According to some reports, a huge number of Rohingya have been entering Bengal illegally by breaching the fences along the Indo-Bangla border. “The Bengal government is providing protection to these illegal migrants and providing them citizenship for its petty political gains. The presence of Rohingya in Bengal will become a huge national security problem soon,” said state BJP chief Dilip Ghosh.
Gorkhas and other indigenous communities of the hills are not welcoming of these Muslim people. People in the hills suspect that both Mamata Banerjee and the Centre are trying to marginalise them and make them a minority on their own land.
None of the new settlers at Melli identified themselves as Rohingya when asked. Most people claim they were born and brought up in West Bengal and moved here 10-15 years ago for employment opportunities. A few people said that they are Nepali Muslims. But their language, attire is much different from Muslims traditionally living in Kalimpong.
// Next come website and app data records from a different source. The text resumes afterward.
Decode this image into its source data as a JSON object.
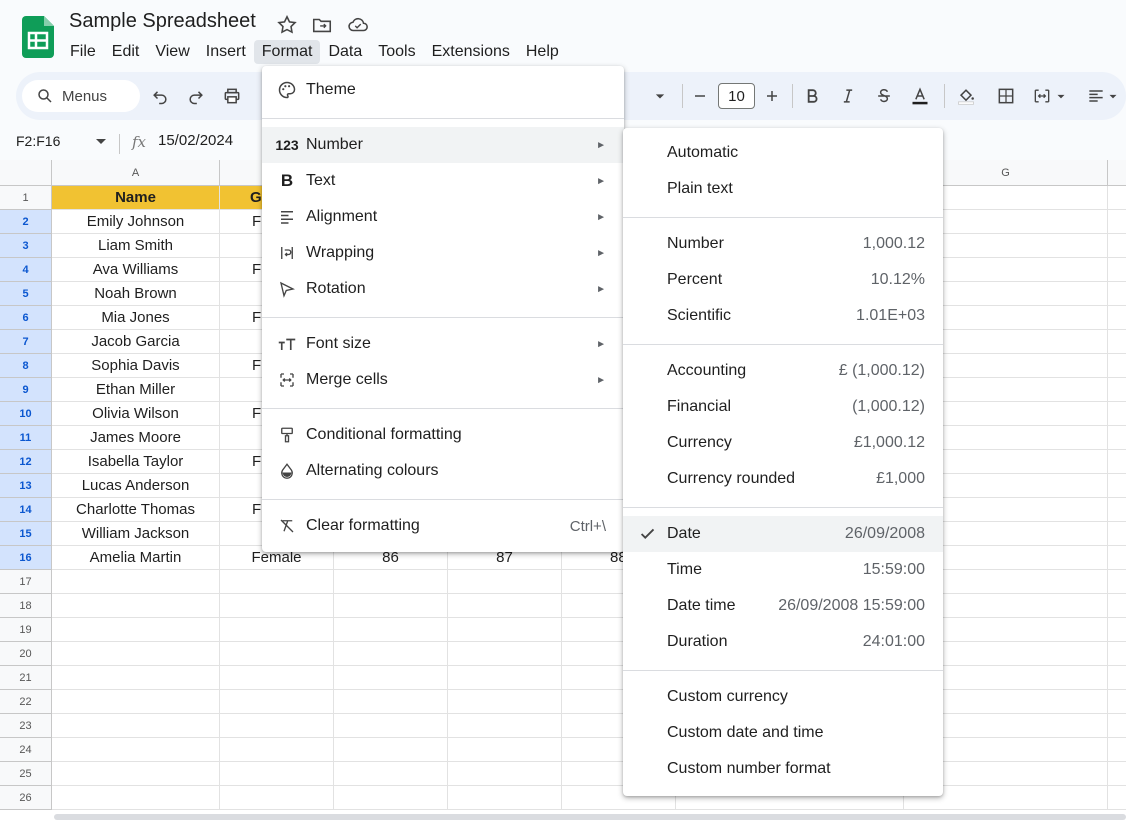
{
  "app": {
    "title": "Sample Spreadsheet"
  },
  "menubar": [
    "File",
    "Edit",
    "View",
    "Insert",
    "Format",
    "Data",
    "Tools",
    "Extensions",
    "Help"
  ],
  "toolbar": {
    "search_label": "Menus",
    "font_size": "10"
  },
  "formula_bar": {
    "name_box": "F2:F16",
    "fx": "fx",
    "value": "15/02/2024"
  },
  "grid": {
    "visible_columns": [
      "A",
      "G"
    ],
    "row_numbers": [
      "1",
      "2",
      "3",
      "4",
      "5",
      "6",
      "7",
      "8",
      "9",
      "10",
      "11",
      "12",
      "13",
      "14",
      "15",
      "16",
      "17",
      "18",
      "19",
      "20",
      "21",
      "22",
      "23",
      "24",
      "25",
      "26"
    ],
    "header_row": [
      "Name",
      "G"
    ],
    "names": [
      "Emily Johnson",
      "Liam Smith",
      "Ava Williams",
      "Noah Brown",
      "Mia Jones",
      "Jacob Garcia",
      "Sophia Davis",
      "Ethan Miller",
      "Olivia Wilson",
      "James Moore",
      "Isabella Taylor",
      "Lucas Anderson",
      "Charlotte Thomas",
      "William Jackson",
      "Amelia Martin"
    ],
    "col_b_partial": [
      "F",
      "",
      "F",
      "",
      "F",
      "",
      "F",
      "",
      "F",
      "",
      "F",
      "",
      "F",
      "",
      ""
    ],
    "row16": {
      "gender": "Female",
      "c": "86",
      "d": "87",
      "e": "88"
    }
  },
  "format_menu": {
    "items": [
      {
        "label": "Theme",
        "icon": "palette-icon"
      },
      {
        "label": "Number",
        "icon": "123",
        "arrow": "►"
      },
      {
        "label": "Text",
        "icon": "B",
        "arrow": "►"
      },
      {
        "label": "Alignment",
        "icon": "align-icon",
        "arrow": "►"
      },
      {
        "label": "Wrapping",
        "icon": "wrap-icon",
        "arrow": "►"
      },
      {
        "label": "Rotation",
        "icon": "rotation-icon",
        "arrow": "►"
      },
      {
        "label": "Font size",
        "icon": "font-size-icon",
        "arrow": "►"
      },
      {
        "label": "Merge cells",
        "icon": "merge-icon",
        "arrow": "►"
      },
      {
        "label": "Conditional formatting",
        "icon": "paint-roller-icon"
      },
      {
        "label": "Alternating colours",
        "icon": "drop-icon"
      },
      {
        "label": "Clear formatting",
        "icon": "clear-format-icon",
        "shortcut": "Ctrl+\\"
      }
    ]
  },
  "number_menu": {
    "items": [
      {
        "label": "Automatic",
        "example": ""
      },
      {
        "label": "Plain text",
        "example": ""
      },
      {
        "label": "Number",
        "example": "1,000.12"
      },
      {
        "label": "Percent",
        "example": "10.12%"
      },
      {
        "label": "Scientific",
        "example": "1.01E+03"
      },
      {
        "label": "Accounting",
        "example": "£ (1,000.12)"
      },
      {
        "label": "Financial",
        "example": "(1,000.12)"
      },
      {
        "label": "Currency",
        "example": "£1,000.12"
      },
      {
        "label": "Currency rounded",
        "example": "£1,000"
      },
      {
        "label": "Date",
        "example": "26/09/2008",
        "checked": true
      },
      {
        "label": "Time",
        "example": "15:59:00"
      },
      {
        "label": "Date time",
        "example": "26/09/2008 15:59:00"
      },
      {
        "label": "Duration",
        "example": "24:01:00"
      },
      {
        "label": "Custom currency",
        "example": ""
      },
      {
        "label": "Custom date and time",
        "example": ""
      },
      {
        "label": "Custom number format",
        "example": ""
      }
    ]
  },
  "colors": {
    "accent": "#0b57d0",
    "header_fill": "#f1c232",
    "sheets_green": "#0f9d58"
  }
}
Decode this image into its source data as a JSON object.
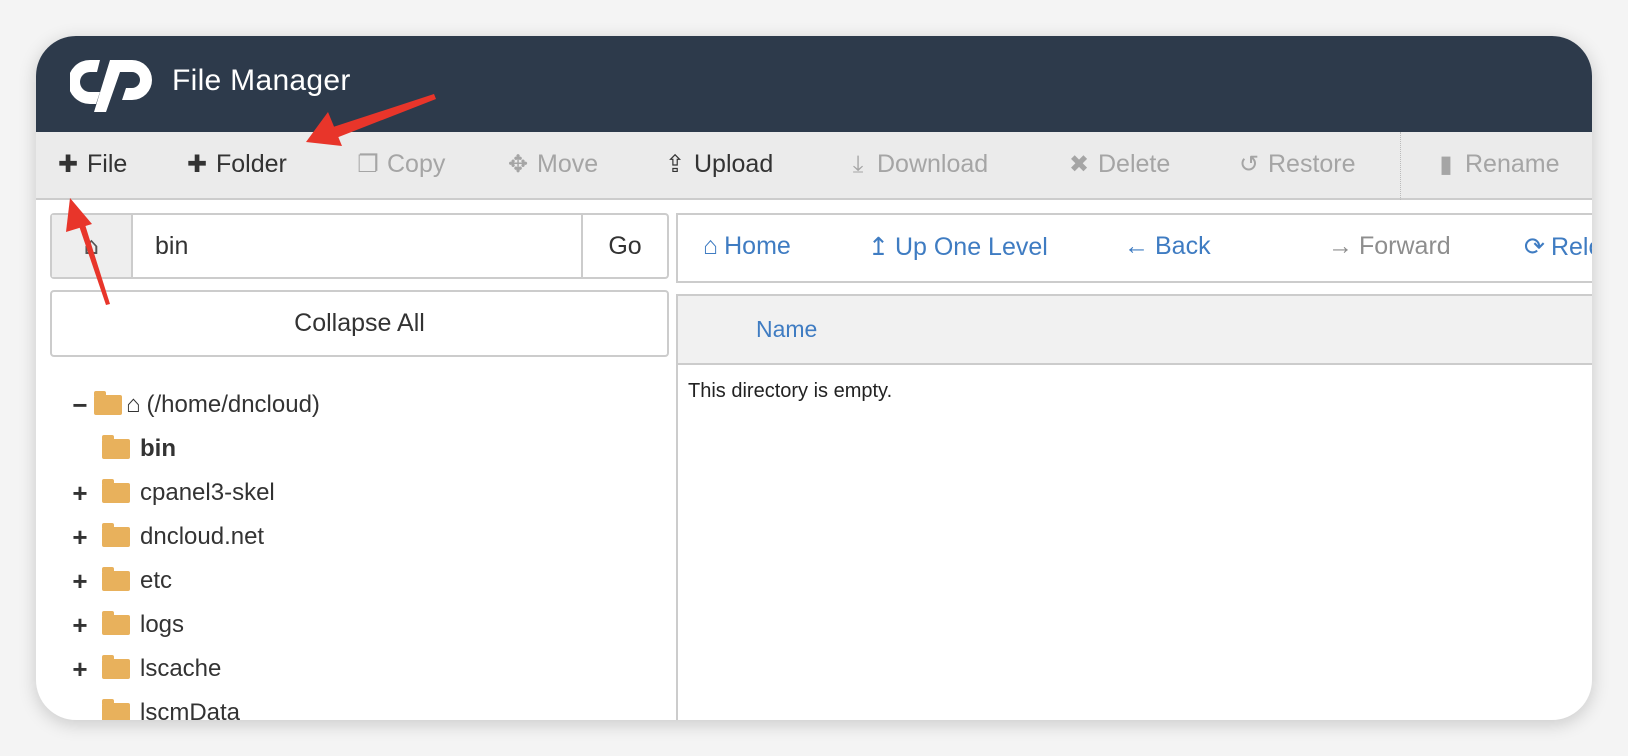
{
  "header": {
    "title": "File Manager",
    "logo_text": "cP",
    "bg": "#2d3a4b"
  },
  "toolbar": {
    "items": [
      {
        "label": "File",
        "icon": "plus-icon",
        "enabled": true
      },
      {
        "label": "Folder",
        "icon": "plus-icon",
        "enabled": true
      },
      {
        "label": "Copy",
        "icon": "copy-icon",
        "enabled": false
      },
      {
        "label": "Move",
        "icon": "move-icon",
        "enabled": false
      },
      {
        "label": "Upload",
        "icon": "upload-icon",
        "enabled": true
      },
      {
        "label": "Download",
        "icon": "download-icon",
        "enabled": false
      },
      {
        "label": "Delete",
        "icon": "delete-icon",
        "enabled": false
      },
      {
        "label": "Restore",
        "icon": "restore-icon",
        "enabled": false
      },
      {
        "label": "Rename",
        "icon": "file-icon",
        "enabled": false
      }
    ]
  },
  "path": {
    "value": "bin",
    "go_label": "Go"
  },
  "collapse_label": "Collapse All",
  "tree": {
    "root": "(/home/dncloud)",
    "items": [
      {
        "name": "bin",
        "expandable": false,
        "selected": true
      },
      {
        "name": "cpanel3-skel",
        "expandable": true
      },
      {
        "name": "dncloud.net",
        "expandable": true
      },
      {
        "name": "etc",
        "expandable": true
      },
      {
        "name": "logs",
        "expandable": true
      },
      {
        "name": "lscache",
        "expandable": true
      },
      {
        "name": "lscmData",
        "expandable": false
      }
    ]
  },
  "nav": {
    "home": "Home",
    "up": "Up One Level",
    "back": "Back",
    "forward": "Forward",
    "reload": "Reloa"
  },
  "table": {
    "column": "Name",
    "empty_message": "This directory is empty."
  },
  "colors": {
    "accent": "#3f7cc2",
    "folder": "#e8b15c",
    "annotation_arrow": "#e8352a"
  }
}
According to media reports citing government data, the number of Rohingya refugees in India was 10,500 in 2015 and increased to 40,000 in the next two years. The West Bengal government adopted a contrary position to the Centre’s declaration by supporting Rohingya refugees. This decision is being questioned by many. The state shares a porous border with Bangladesh and for decades, Bangladeshi citizens have illegally migrated to the country. It is high time that government agencies identify the refugees and put them on record instead of making them a vote bank.